What the task requires
The entire set of lines below should be copied exactly.

Exercise input
● ● ●
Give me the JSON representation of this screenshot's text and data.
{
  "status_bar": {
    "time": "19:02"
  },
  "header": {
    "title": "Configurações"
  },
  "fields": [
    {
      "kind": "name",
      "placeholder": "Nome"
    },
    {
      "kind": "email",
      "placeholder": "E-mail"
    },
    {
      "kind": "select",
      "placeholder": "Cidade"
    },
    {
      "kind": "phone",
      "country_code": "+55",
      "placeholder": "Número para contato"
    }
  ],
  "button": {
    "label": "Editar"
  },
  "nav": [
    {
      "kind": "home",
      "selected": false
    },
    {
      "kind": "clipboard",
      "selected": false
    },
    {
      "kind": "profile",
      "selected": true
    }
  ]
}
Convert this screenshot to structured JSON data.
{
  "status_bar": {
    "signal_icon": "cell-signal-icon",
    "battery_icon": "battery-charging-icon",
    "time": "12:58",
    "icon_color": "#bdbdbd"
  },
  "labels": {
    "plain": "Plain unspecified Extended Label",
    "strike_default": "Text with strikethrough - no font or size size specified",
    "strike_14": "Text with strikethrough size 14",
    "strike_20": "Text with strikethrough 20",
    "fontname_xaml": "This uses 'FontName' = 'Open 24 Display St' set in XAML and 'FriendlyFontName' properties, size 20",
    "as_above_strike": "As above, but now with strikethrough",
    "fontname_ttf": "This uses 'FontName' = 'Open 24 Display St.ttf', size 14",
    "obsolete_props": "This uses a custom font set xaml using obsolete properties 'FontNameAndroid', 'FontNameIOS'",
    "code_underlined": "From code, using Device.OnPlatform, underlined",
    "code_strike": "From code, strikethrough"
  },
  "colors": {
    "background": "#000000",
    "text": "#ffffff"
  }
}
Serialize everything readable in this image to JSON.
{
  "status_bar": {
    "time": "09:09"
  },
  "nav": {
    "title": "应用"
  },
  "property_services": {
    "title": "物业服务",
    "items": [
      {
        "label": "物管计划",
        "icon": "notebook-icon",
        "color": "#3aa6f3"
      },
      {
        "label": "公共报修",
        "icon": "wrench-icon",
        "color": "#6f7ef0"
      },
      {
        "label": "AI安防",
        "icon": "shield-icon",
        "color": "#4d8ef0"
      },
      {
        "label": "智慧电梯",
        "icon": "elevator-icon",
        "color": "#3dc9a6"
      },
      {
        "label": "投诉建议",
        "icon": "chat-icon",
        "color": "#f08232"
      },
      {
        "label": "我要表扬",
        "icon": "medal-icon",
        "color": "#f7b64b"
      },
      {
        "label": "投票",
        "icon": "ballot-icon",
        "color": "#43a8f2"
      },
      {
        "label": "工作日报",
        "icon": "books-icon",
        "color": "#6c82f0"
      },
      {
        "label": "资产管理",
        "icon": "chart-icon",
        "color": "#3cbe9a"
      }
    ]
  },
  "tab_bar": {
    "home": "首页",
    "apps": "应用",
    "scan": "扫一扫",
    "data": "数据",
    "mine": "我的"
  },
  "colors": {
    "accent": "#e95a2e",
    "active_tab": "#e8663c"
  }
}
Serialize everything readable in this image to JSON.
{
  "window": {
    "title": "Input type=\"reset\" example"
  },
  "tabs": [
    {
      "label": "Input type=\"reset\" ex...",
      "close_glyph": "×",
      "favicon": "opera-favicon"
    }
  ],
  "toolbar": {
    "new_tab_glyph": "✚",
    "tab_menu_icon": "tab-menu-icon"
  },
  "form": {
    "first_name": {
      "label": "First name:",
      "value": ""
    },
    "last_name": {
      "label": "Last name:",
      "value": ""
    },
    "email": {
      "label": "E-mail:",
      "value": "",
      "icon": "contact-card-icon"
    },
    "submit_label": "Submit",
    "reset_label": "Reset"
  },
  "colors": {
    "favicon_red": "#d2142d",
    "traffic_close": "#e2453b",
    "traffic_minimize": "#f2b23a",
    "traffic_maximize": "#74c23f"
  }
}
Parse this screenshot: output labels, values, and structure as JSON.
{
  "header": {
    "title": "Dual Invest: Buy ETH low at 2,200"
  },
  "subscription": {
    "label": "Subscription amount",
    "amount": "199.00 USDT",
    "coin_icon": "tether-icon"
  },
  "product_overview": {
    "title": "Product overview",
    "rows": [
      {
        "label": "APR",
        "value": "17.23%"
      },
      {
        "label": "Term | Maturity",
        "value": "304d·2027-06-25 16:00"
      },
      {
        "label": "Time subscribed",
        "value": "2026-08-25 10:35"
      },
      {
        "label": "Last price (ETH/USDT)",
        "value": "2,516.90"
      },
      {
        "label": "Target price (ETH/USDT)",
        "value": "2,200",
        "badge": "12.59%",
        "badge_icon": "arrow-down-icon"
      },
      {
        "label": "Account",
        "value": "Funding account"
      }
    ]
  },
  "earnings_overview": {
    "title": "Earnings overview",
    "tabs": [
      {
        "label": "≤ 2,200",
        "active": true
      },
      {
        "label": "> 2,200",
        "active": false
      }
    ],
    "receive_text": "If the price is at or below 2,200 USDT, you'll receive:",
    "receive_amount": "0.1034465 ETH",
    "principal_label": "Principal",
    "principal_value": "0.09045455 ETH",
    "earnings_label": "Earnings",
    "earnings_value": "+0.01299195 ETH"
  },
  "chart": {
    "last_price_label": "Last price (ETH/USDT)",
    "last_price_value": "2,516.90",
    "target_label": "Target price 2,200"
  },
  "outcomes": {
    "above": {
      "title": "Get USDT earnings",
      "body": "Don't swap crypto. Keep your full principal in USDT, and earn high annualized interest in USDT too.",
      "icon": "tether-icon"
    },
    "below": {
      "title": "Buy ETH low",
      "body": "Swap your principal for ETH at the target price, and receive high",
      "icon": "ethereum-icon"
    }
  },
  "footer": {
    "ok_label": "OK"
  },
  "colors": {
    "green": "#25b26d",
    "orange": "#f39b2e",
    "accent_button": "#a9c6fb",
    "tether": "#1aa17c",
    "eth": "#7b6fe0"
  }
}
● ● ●
Written solution
Give me the JSON representation of this screenshot's text and data.
{
  "status_bar": {
    "time": "19:02"
  },
  "header": {
    "title": "Configurações"
  },
  "fields": [
    {
      "kind": "name",
      "placeholder": "Nome"
    },
    {
      "kind": "email",
      "placeholder": "E-mail"
    },
    {
      "kind": "select",
      "placeholder": "Cidade"
    },
    {
      "kind": "phone",
      "country_code": "+55",
      "placeholder": "Número para contato"
    }
  ],
  "button": {
    "label": "Editar"
  },
  "nav": [
    {
      "kind": "home",
      "selected": false
    },
    {
      "kind": "clipboard",
      "selected": false
    },
    {
      "kind": "profile",
      "selected": true
    }
  ]
}
Convert this screenshot to structured JSON data.
{
  "status_bar": {
    "signal_icon": "cell-signal-icon",
    "battery_icon": "battery-charging-icon",
    "time": "12:58",
    "icon_color": "#bdbdbd"
  },
  "labels": {
    "plain": "Plain unspecified Extended Label",
    "strike_default": "Text with strikethrough - no font or size size specified",
    "strike_14": "Text with strikethrough size 14",
    "strike_20": "Text with strikethrough 20",
    "fontname_xaml": "This uses 'FontName' = 'Open 24 Display St' set in XAML and 'FriendlyFontName' properties, size 20",
    "as_above_strike": "As above, but now with strikethrough",
    "fontname_ttf": "This uses 'FontName' = 'Open 24 Display St.ttf', size 14",
    "obsolete_props": "This uses a custom font set xaml using obsolete properties 'FontNameAndroid', 'FontNameIOS'",
    "code_underlined": "From code, using Device.OnPlatform, underlined",
    "code_strike": "From code, strikethrough"
  },
  "colors": {
    "background": "#000000",
    "text": "#ffffff"
  }
}
Serialize everything readable in this image to JSON.
{
  "status_bar": {
    "time": "09:09"
  },
  "nav": {
    "title": "应用"
  },
  "property_services": {
    "title": "物业服务",
    "items": [
      {
        "label": "物管计划",
        "icon": "notebook-icon",
        "color": "#3aa6f3"
      },
      {
        "label": "公共报修",
        "icon": "wrench-icon",
        "color": "#6f7ef0"
      },
      {
        "label": "AI安防",
        "icon": "shield-icon",
        "color": "#4d8ef0"
      },
      {
        "label": "智慧电梯",
        "icon": "elevator-icon",
        "color": "#3dc9a6"
      },
      {
        "label": "投诉建议",
        "icon": "chat-icon",
        "color": "#f08232"
      },
      {
        "label": "我要表扬",
        "icon": "medal-icon",
        "color": "#f7b64b"
      },
      {
        "label": "投票",
        "icon": "ballot-icon",
        "color": "#43a8f2"
      },
      {
        "label": "工作日报",
        "icon": "books-icon",
        "color": "#6c82f0"
      },
      {
        "label": "资产管理",
        "icon": "chart-icon",
        "color": "#3cbe9a"
      }
    ]
  },
  "tab_bar": {
    "home": "首页",
    "apps": "应用",
    "scan": "扫一扫",
    "data": "数据",
    "mine": "我的"
  },
  "colors": {
    "accent": "#e95a2e",
    "active_tab": "#e8663c"
  }
}
Serialize everything readable in this image to JSON.
{
  "window": {
    "title": "Input type=\"reset\" example"
  },
  "tabs": [
    {
      "label": "Input type=\"reset\" ex...",
      "close_glyph": "×",
      "favicon": "opera-favicon"
    }
  ],
  "toolbar": {
    "new_tab_glyph": "✚",
    "tab_menu_icon": "tab-menu-icon"
  },
  "form": {
    "first_name": {
      "label": "First name:",
      "value": ""
    },
    "last_name": {
      "label": "Last name:",
      "value": ""
    },
    "email": {
      "label": "E-mail:",
      "value": "",
      "icon": "contact-card-icon"
    },
    "submit_label": "Submit",
    "reset_label": "Reset"
  },
  "colors": {
    "favicon_red": "#d2142d",
    "traffic_close": "#e2453b",
    "traffic_minimize": "#f2b23a",
    "traffic_maximize": "#74c23f"
  }
}
Parse this screenshot: output labels, values, and structure as JSON.
{
  "header": {
    "title": "Dual Invest: Buy ETH low at 2,200"
  },
  "subscription": {
    "label": "Subscription amount",
    "amount": "199.00 USDT",
    "coin_icon": "tether-icon"
  },
  "product_overview": {
    "title": "Product overview",
    "rows": [
      {
        "label": "APR",
        "value": "17.23%"
      },
      {
        "label": "Term | Maturity",
        "value": "304d·2027-06-25 16:00"
      },
      {
        "label": "Time subscribed",
        "value": "2026-08-25 10:35"
      },
      {
        "label": "Last price (ETH/USDT)",
        "value": "2,516.90"
      },
      {
        "label": "Target price (ETH/USDT)",
        "value": "2,200",
        "badge": "12.59%",
        "badge_icon": "arrow-down-icon"
      },
      {
        "label": "Account",
        "value": "Funding account"
      }
    ]
  },
  "earnings_overview": {
    "title": "Earnings overview",
    "tabs": [
      {
        "label": "≤ 2,200",
        "active": true
      },
      {
        "label": "> 2,200",
        "active": false
      }
    ],
    "receive_text": "If the price is at or below 2,200 USDT, you'll receive:",
    "receive_amount": "0.1034465 ETH",
    "principal_label": "Principal",
    "principal_value": "0.09045455 ETH",
    "earnings_label": "Earnings",
    "earnings_value": "+0.01299195 ETH"
  },
  "chart": {
    "last_price_label": "Last price (ETH/USDT)",
    "last_price_value": "2,516.90",
    "target_label": "Target price 2,200"
  },
  "outcomes": {
    "above": {
      "title": "Get USDT earnings",
      "body": "Don't swap crypto. Keep your full principal in USDT, and earn high annualized interest in USDT too.",
      "icon": "tether-icon"
    },
    "below": {
      "title": "Buy ETH low",
      "body": "Swap your principal for ETH at the target price, and receive high",
      "icon": "ethereum-icon"
    }
  },
  "footer": {
    "ok_label": "OK"
  },
  "colors": {
    "green": "#25b26d",
    "orange": "#f39b2e",
    "accent_button": "#a9c6fb",
    "tether": "#1aa17c",
    "eth": "#7b6fe0"
  }
}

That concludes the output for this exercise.